This collection by Australia's leading writers, scholars and activists discuss the ways in which we record, preserve and sometimes re-create our histories and how the power of memory and the past shapes the present and our identity. The essays are taken from the Australian Academy of the Humanities 2004 Symposium.

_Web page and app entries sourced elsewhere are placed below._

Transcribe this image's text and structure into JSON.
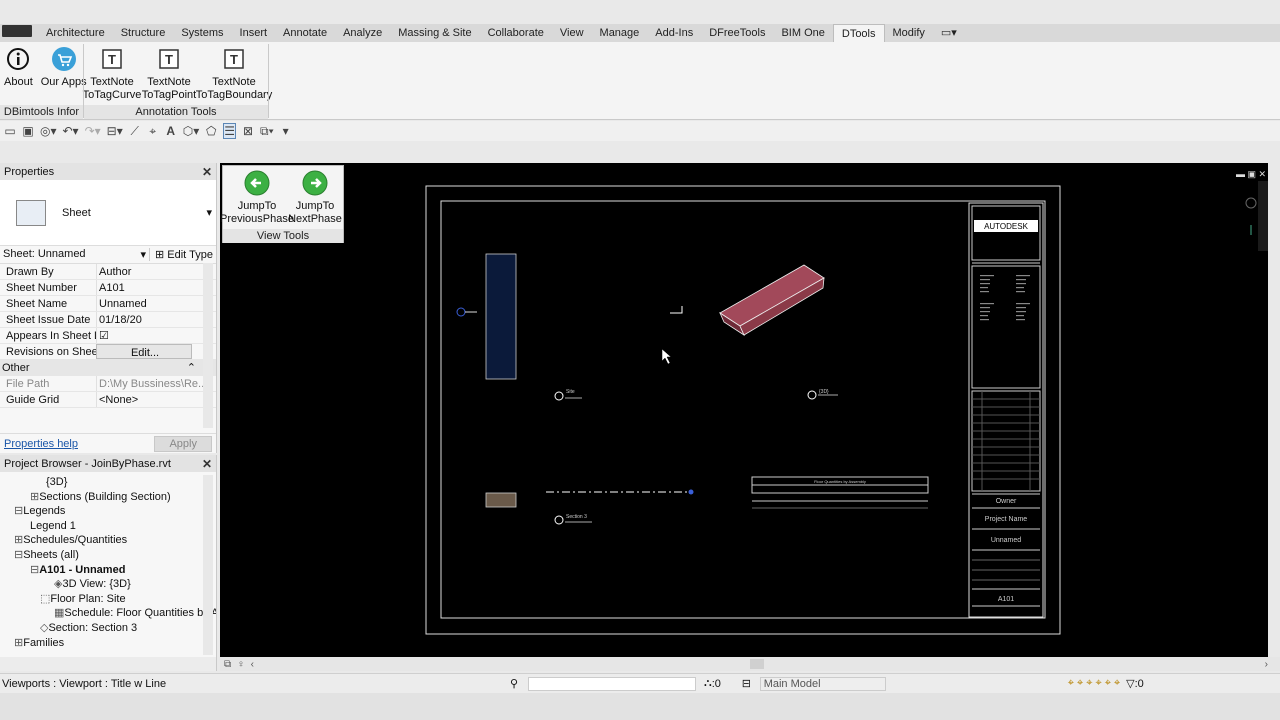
{
  "tabs": [
    "Architecture",
    "Structure",
    "Systems",
    "Insert",
    "Annotate",
    "Analyze",
    "Massing & Site",
    "Collaborate",
    "View",
    "Manage",
    "Add-Ins",
    "DFreeTools",
    "BIM One",
    "DTools",
    "Modify"
  ],
  "active_tab": "DTools",
  "ribbon": {
    "about": "About",
    "our_apps": "Our Apps",
    "tn_curve_1": "TextNote",
    "tn_curve_2": "ToTagCurve",
    "tn_point_1": "TextNote",
    "tn_point_2": "ToTagPoint",
    "tn_boundary_1": "TextNote",
    "tn_boundary_2": "ToTagBoundary",
    "panel_info": "DBimtools Infor",
    "panel_annotation": "Annotation Tools"
  },
  "properties": {
    "title": "Properties",
    "type": "Sheet",
    "selector": "Sheet: Unnamed",
    "edit_type": "Edit Type",
    "rows": [
      {
        "k": "Drawn By",
        "v": "Author"
      },
      {
        "k": "Sheet Number",
        "v": "A101"
      },
      {
        "k": "Sheet Name",
        "v": "Unnamed"
      },
      {
        "k": "Sheet Issue Date",
        "v": "01/18/20"
      },
      {
        "k": "Appears In Sheet L...",
        "v": "☑"
      },
      {
        "k": "Revisions on Sheet",
        "v": "Edit..."
      }
    ],
    "group_other": "Other",
    "rows2": [
      {
        "k": "File Path",
        "v": "D:\\My Bussiness\\Re..."
      },
      {
        "k": "Guide Grid",
        "v": "<None>"
      }
    ],
    "help": "Properties help",
    "apply": "Apply"
  },
  "browser": {
    "title": "Project Browser - JoinByPhase.rvt",
    "items": [
      "{3D}",
      "Sections (Building Section)",
      "Legends",
      "Legend 1",
      "Schedules/Quantities",
      "Sheets (all)",
      "A101 - Unnamed",
      "3D View: {3D}",
      "Floor Plan: Site",
      "Schedule: Floor Quantities by As",
      "Section: Section 3",
      "Families"
    ]
  },
  "view_tools": {
    "prev_1": "JumpTo",
    "prev_2": "PreviousPhase",
    "next_1": "JumpTo",
    "next_2": "NextPhase",
    "label": "View Tools"
  },
  "sheet": {
    "brand": "AUTODESK",
    "owner": "Owner",
    "project": "Project Name",
    "name": "Unnamed",
    "number": "A101",
    "label_site": "Site",
    "label_3d": "{3D}",
    "label_section": "Section 3",
    "schedule_title": "Floor Quantities by Assembly"
  },
  "status": {
    "text": "Viewports : Viewport : Title w Line",
    "sel_count": ":0",
    "model": "Main Model",
    "filter": ":0"
  },
  "colors": {
    "canvas": "#000000",
    "box": "#8b3a48",
    "active_tab": "#f4f4f4"
  }
}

This thesis argues that Heidegger’s accounts of practice and temporality in Being and Time are inseparable, and demonstrates the importance of temporality for contemporary dialogues between Heideggerian phenomenology and cognitive science. It proposes that enactive and action-oriented models of cognition are best suited to engaging with a Heideggerian view of the temporality of practice, and will benefit from the latter’s capacity to explain the purposive self-concern, possibility-directedness, and varying complexity of cognition in richly temporal terms. I begin by showing that (...) Heidegger’s account places temporality and practice in a complex reciprocity in which each fundamentally shapes and permeates the other. The Heidegger of Being and Time conceptualises practice as fundamentally temporal and temporality as intrinsically purposive, meaning that we cannot adequately understand or utilise his analysis of either structure without acknowledging the role of the other. In outlining and defending this reading, I draw out two characteristics of Heidegger’s model of temporality; these features, which affect and are affected by the interconnection of temporality and purposiveness, are an inherent connection to the self-concern of the entity and an emphasis upon a radically indeterminate futurity. I then consider which contemporary approaches in cognitive science represent the most promising interlocutors for this temporality-oriented Heideggerian perspective. After rejecting selected in principle objections to the pursuit of a collaborative, rather than primarily critical, dialogue between Heideggerian phenomenology and cognitive science, I put forward two candidates for participation in a ‘temporality-oriented Heideggerian cognitive science’: the enactivist tradition and Michael Wheeler’s model of cognition. I set out each approach’s connections to Heideggerian thought (which involves arguing for as-yet unexplored links as well as defending existing ones) before showing how and why a Heideggerian conception of temporality can be integrated into both. I suggest that the structures of a Heideggerian model of temporality already resonate with and operate in enactivists’ and Wheeler’s analyses of cognition, and outline how I think each framework benefits from explicitly taking up and developing these connections. Rather than ultimately choosing one of these perspectives over the other, I conclude by proposing that they cooperate with one another. A Heideggerian conception of temporality opens up a space for enactivism and Wheeler’s approach to contribute distinct and complementary insights in the pursuit of a collaborative temporality-oriented Heideggerian cognitive science. (shrink)